-- Assignment --
Please return every line from the entries that has the string "Paket" in it.

Data to process below:

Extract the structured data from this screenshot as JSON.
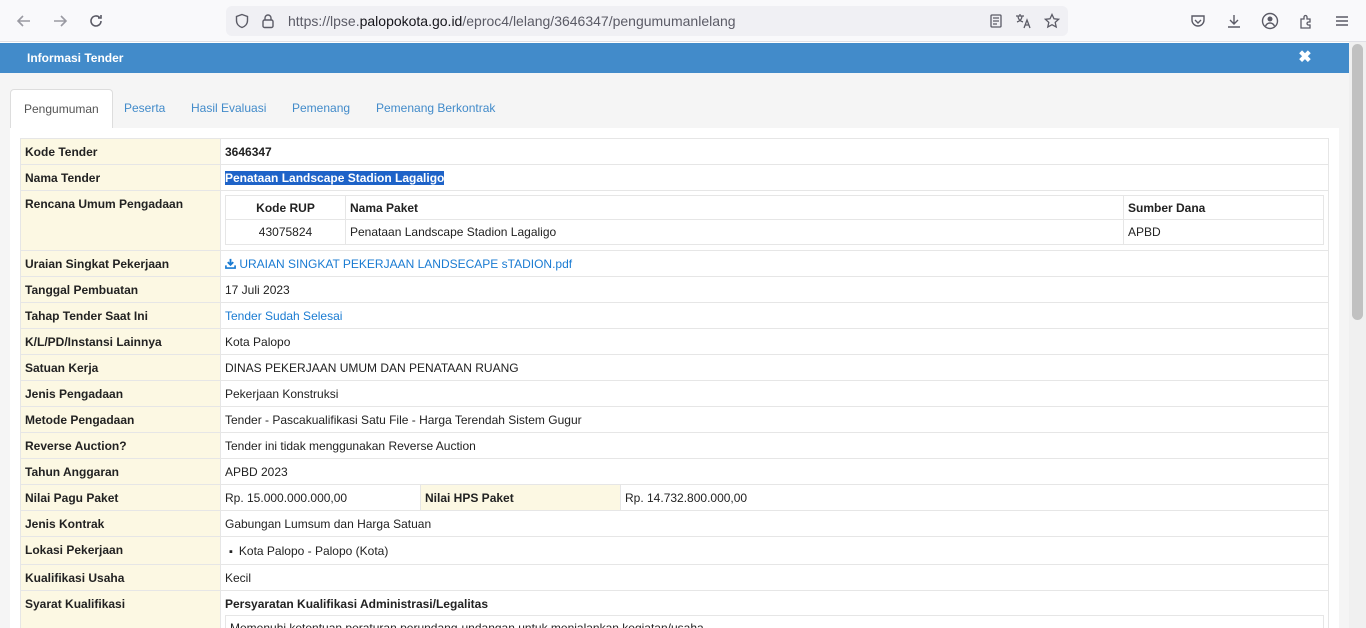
{
  "browser": {
    "url_prefix": "https://lpse.",
    "url_host": "palopokota.go.id",
    "url_path": "/eproc4/lelang/3646347/pengumumanlelang"
  },
  "modal": {
    "title": "Informasi Tender",
    "close_icon": "close-icon"
  },
  "tabs": [
    {
      "label": "Pengumuman",
      "active": true
    },
    {
      "label": "Peserta"
    },
    {
      "label": "Hasil Evaluasi"
    },
    {
      "label": "Pemenang"
    },
    {
      "label": "Pemenang Berkontrak"
    }
  ],
  "fields": {
    "kode_tender": {
      "label": "Kode Tender",
      "value": "3646347"
    },
    "nama_tender": {
      "label": "Nama Tender",
      "value": "Penataan Landscape Stadion Lagaligo"
    },
    "rup": {
      "label": "Rencana Umum Pengadaan",
      "headers": [
        "Kode RUP",
        "Nama Paket",
        "Sumber Dana"
      ],
      "row": [
        "43075824",
        "Penataan Landscape Stadion Lagaligo",
        "APBD"
      ]
    },
    "uraian": {
      "label": "Uraian Singkat Pekerjaan",
      "value": "URAIAN SINGKAT PEKERJAAN LANDSECAPE sTADION.pdf"
    },
    "tanggal": {
      "label": "Tanggal Pembuatan",
      "value": "17 Juli 2023"
    },
    "tahap": {
      "label": "Tahap Tender Saat Ini",
      "value": "Tender Sudah Selesai"
    },
    "klpd": {
      "label": "K/L/PD/Instansi Lainnya",
      "value": "Kota Palopo"
    },
    "satker": {
      "label": "Satuan Kerja",
      "value": "DINAS PEKERJAAN UMUM DAN PENATAAN RUANG"
    },
    "jenis_pengadaan": {
      "label": "Jenis Pengadaan",
      "value": "Pekerjaan Konstruksi"
    },
    "metode": {
      "label": "Metode Pengadaan",
      "value": "Tender - Pascakualifikasi Satu File - Harga Terendah Sistem Gugur"
    },
    "reverse": {
      "label": "Reverse Auction?",
      "value": "Tender ini tidak menggunakan Reverse Auction"
    },
    "tahun": {
      "label": "Tahun Anggaran",
      "value": "APBD 2023"
    },
    "pagu": {
      "label": "Nilai Pagu Paket",
      "value": "Rp. 15.000.000.000,00",
      "hps_label": "Nilai HPS Paket",
      "hps_value": "Rp. 14.732.800.000,00"
    },
    "kontrak": {
      "label": "Jenis Kontrak",
      "value": "Gabungan Lumsum dan Harga Satuan"
    },
    "lokasi": {
      "label": "Lokasi Pekerjaan",
      "value": "Kota Palopo - Palopo (Kota)"
    },
    "kualifikasi": {
      "label": "Kualifikasi Usaha",
      "value": "Kecil"
    },
    "syarat": {
      "label": "Syarat Kualifikasi",
      "heading": "Persyaratan Kualifikasi Administrasi/Legalitas",
      "item": "Memenuhi ketentuan peraturan perundang-undangan untuk menjalankan kegiatan/usaha."
    }
  }
}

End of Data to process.

-- Response to this exercise --
        "Nama Paket",
      "label": "Nilai Pagu Paket",
      "hps_label": "Nilai HPS Paket",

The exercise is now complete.